I didn’t manage to try the desserts; but they looked promising – bubor cha cha with durian ($5), pulot enti with durian (glutinous rice with durian paste -$5), bubor hitam with mata kuching, coconut ($3.50) and durian ($5). Clearly the chef loves using durian for his sweets. For drinks, have the kumquat with biji selasih which was particularly refreshing.
The restaurant offers a number of fresh concepts too – like the tok panjang, a lavish communal menu of multiple dishes served on rattan baskets around a mound of ulam rice. The tok panjang at this restaurant plays on the Peranakan festive feast traditionally laid out on a long table like a buffet. While this presentation is not going to win over many purists, it is a good meal to invite a foreign friend to. Diners also go home with a certificate for having had this experience. A little kitschy, but cute. Pick from a $45 or a $65 menu.
Then there’s what Chef Raymond calls the Chef’s Table, like an omakase, where he decides the menu (from $165, 7 days advance reservation required) and comes with wine pairing. On the other hand, the 6-course degustation ($85 per person) is individually plated and best suited for a more formal style of dining. This is for a minimum of 6 people, and one day’s advance reservation is needed.
Finally, the excellent service staff here made the experience at The Peranakan heartwarming. The staff here, who had worked with Chef Raymond before, are mainly of an older vintage. They are warm, sincere, gentle and gracious — almost parental in their demeanour.
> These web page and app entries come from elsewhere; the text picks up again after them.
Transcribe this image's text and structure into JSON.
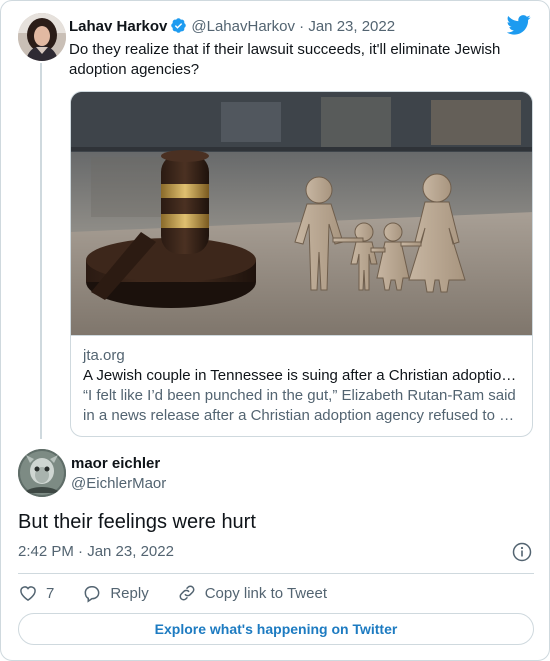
{
  "parent_tweet": {
    "author_name": "Lahav Harkov",
    "author_handle": "@LahavHarkov",
    "separator": "·",
    "date": "Jan 23, 2022",
    "text": "Do they realize that if their lawsuit succeeds, it'll eliminate Jewish adoption agencies?",
    "link_card": {
      "domain": "jta.org",
      "title": "A Jewish couple in Tennessee is suing after a Christian adoptio…",
      "description": "“I felt like I’d been punched in the gut,” Elizabeth Rutan-Ram said in a news release after a Christian adoption agency refused to …"
    }
  },
  "main_tweet": {
    "author_name": "maor eichler",
    "author_handle": "@EichlerMaor",
    "text": "But their feelings were hurt",
    "timestamp": "2:42 PM · Jan 23, 2022"
  },
  "actions": {
    "like_count": "7",
    "reply_label": "Reply",
    "copy_link_label": "Copy link to Tweet"
  },
  "explore_label": "Explore what's happening on Twitter",
  "colors": {
    "twitter_blue": "#1d9bf0",
    "text_primary": "#0f1419",
    "text_secondary": "#536471",
    "border": "#cfd9de",
    "explore_text": "#1d7bc1"
  }
}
They exude an old world charm and you feel very well taken care of. They make a big difference to this restaurant and makes it stand out.
It’s definitely a place I would go back to.
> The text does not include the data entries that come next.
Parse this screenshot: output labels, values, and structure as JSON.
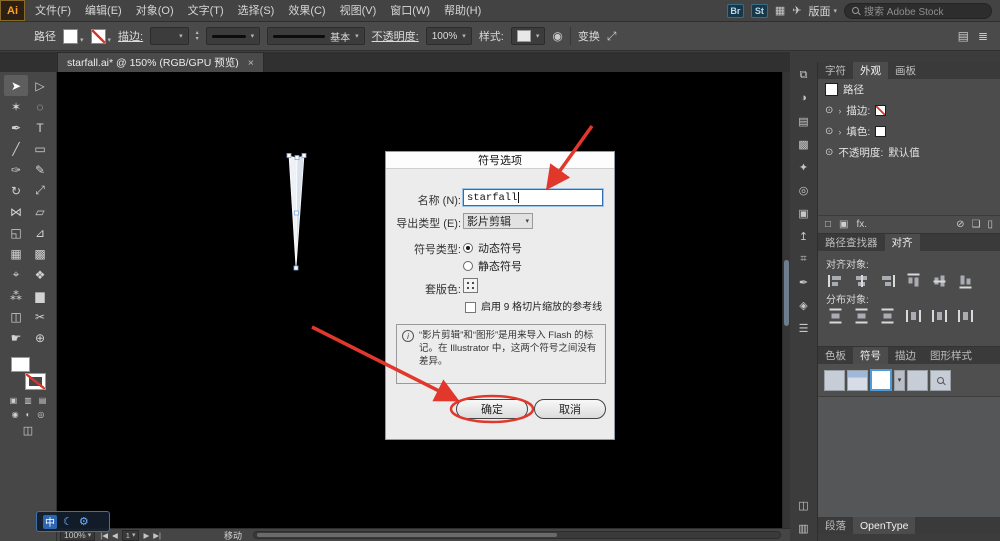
{
  "colors": {
    "annotation_red": "#e2372b",
    "selection_blue": "#4f9bd8",
    "canvas": "#000000"
  },
  "menubar": {
    "logo": "Ai",
    "items": [
      "文件(F)",
      "编辑(E)",
      "对象(O)",
      "文字(T)",
      "选择(S)",
      "效果(C)",
      "视图(V)",
      "窗口(W)",
      "帮助(H)"
    ],
    "br_label": "Br",
    "st_label": "St",
    "workspace_label": "版面",
    "search_placeholder": "搜索 Adobe Stock"
  },
  "controlbar": {
    "target_label": "路径",
    "stroke_label": "描边:",
    "brush_basic": "基本",
    "opacity_label": "不透明度:",
    "opacity_value": "100%",
    "style_label": "样式:",
    "transform_label": "变换"
  },
  "doc_tab": {
    "title": "starfall.ai* @ 150% (RGB/GPU 预览)",
    "close": "×"
  },
  "toolbar": {
    "tools": [
      {
        "name": "selection-tool",
        "glyph": "➤"
      },
      {
        "name": "direct-selection-tool",
        "glyph": "▷"
      },
      {
        "name": "magic-wand-tool",
        "glyph": "✶"
      },
      {
        "name": "lasso-tool",
        "glyph": "◌"
      },
      {
        "name": "pen-tool",
        "glyph": "✒"
      },
      {
        "name": "type-tool",
        "glyph": "T"
      },
      {
        "name": "line-segment-tool",
        "glyph": "╱"
      },
      {
        "name": "rectangle-tool",
        "glyph": "▭"
      },
      {
        "name": "paintbrush-tool",
        "glyph": "✑"
      },
      {
        "name": "pencil-tool",
        "glyph": "✎"
      },
      {
        "name": "rotate-tool",
        "glyph": "↻"
      },
      {
        "name": "scale-tool",
        "glyph": "⤢"
      },
      {
        "name": "width-tool",
        "glyph": "⋈"
      },
      {
        "name": "free-transform-tool",
        "glyph": "▱"
      },
      {
        "name": "shape-builder-tool",
        "glyph": "◱"
      },
      {
        "name": "perspective-grid-tool",
        "glyph": "⊿"
      },
      {
        "name": "mesh-tool",
        "glyph": "▦"
      },
      {
        "name": "gradient-tool",
        "glyph": "▩"
      },
      {
        "name": "eyedropper-tool",
        "glyph": "⌖"
      },
      {
        "name": "blend-tool",
        "glyph": "❖"
      },
      {
        "name": "symbol-sprayer-tool",
        "glyph": "⁂"
      },
      {
        "name": "column-graph-tool",
        "glyph": "▆"
      },
      {
        "name": "artboard-tool",
        "glyph": "◫"
      },
      {
        "name": "slice-tool",
        "glyph": "✂"
      },
      {
        "name": "hand-tool",
        "glyph": "☛"
      },
      {
        "name": "zoom-tool",
        "glyph": "⊕"
      }
    ]
  },
  "dialog": {
    "title": "符号选项",
    "name_label": "名称 (N):",
    "name_value": "starfall",
    "export_label": "导出类型 (E):",
    "export_value": "影片剪辑",
    "symbol_type_label": "符号类型:",
    "dynamic_label": "动态符号",
    "static_label": "静态符号",
    "registration_label": "套版色:",
    "nine_slice_label": "启用 9 格切片缩放的参考线",
    "info_text": "“影片剪辑”和“图形”是用来导入 Flash 的标记。在 Illustrator 中，这两个符号之间没有差异。",
    "ok_label": "确定",
    "cancel_label": "取消"
  },
  "panels": {
    "appearance": {
      "tabs": [
        "字符",
        "外观",
        "画板"
      ],
      "target": "路径",
      "stroke": "描边:",
      "fill": "填色:",
      "opacity_label": "不透明度:",
      "opacity_value": "默认值",
      "fx": "fx."
    },
    "align": {
      "tabs": [
        "路径查找器",
        "对齐"
      ],
      "align_objects": "对齐对象:",
      "distribute_objects": "分布对象:"
    },
    "symbols": {
      "tabs": [
        "色板",
        "符号",
        "描边",
        "图形样式"
      ]
    },
    "bottom_tabs": [
      "段落",
      "OpenType"
    ]
  },
  "statusbar": {
    "zoom": "100%",
    "frame": "1",
    "tool": "移动"
  },
  "ime": {
    "label": "中"
  },
  "icons": {
    "dropdown": "▾",
    "up": "▴",
    "grid": "▦",
    "share": "✈",
    "eye": "⊙",
    "chevron": "›",
    "menu": "≣",
    "moon": "☾",
    "gear": "⚙",
    "first": "|◀",
    "prev": "◀",
    "next": "▶",
    "last": "▶|",
    "info": "i",
    "recolor": "◉",
    "transform_ic": "⤢",
    "workspace_ic": "▤",
    "new_stroke": "□",
    "new_fill": "▣",
    "clear": "⊘",
    "duplicate": "❏",
    "trash": "▯",
    "dock": [
      "⧉",
      "◑",
      "▤",
      "▩",
      "✦",
      "◎",
      "▣",
      "↥",
      "⌗",
      "✒",
      "◈",
      "☰"
    ],
    "dock_bottom": [
      "◫",
      "▥"
    ]
  }
}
Level 2, #02-01
Claymore Connect@Orchard Hotel
Tel: 6262 4428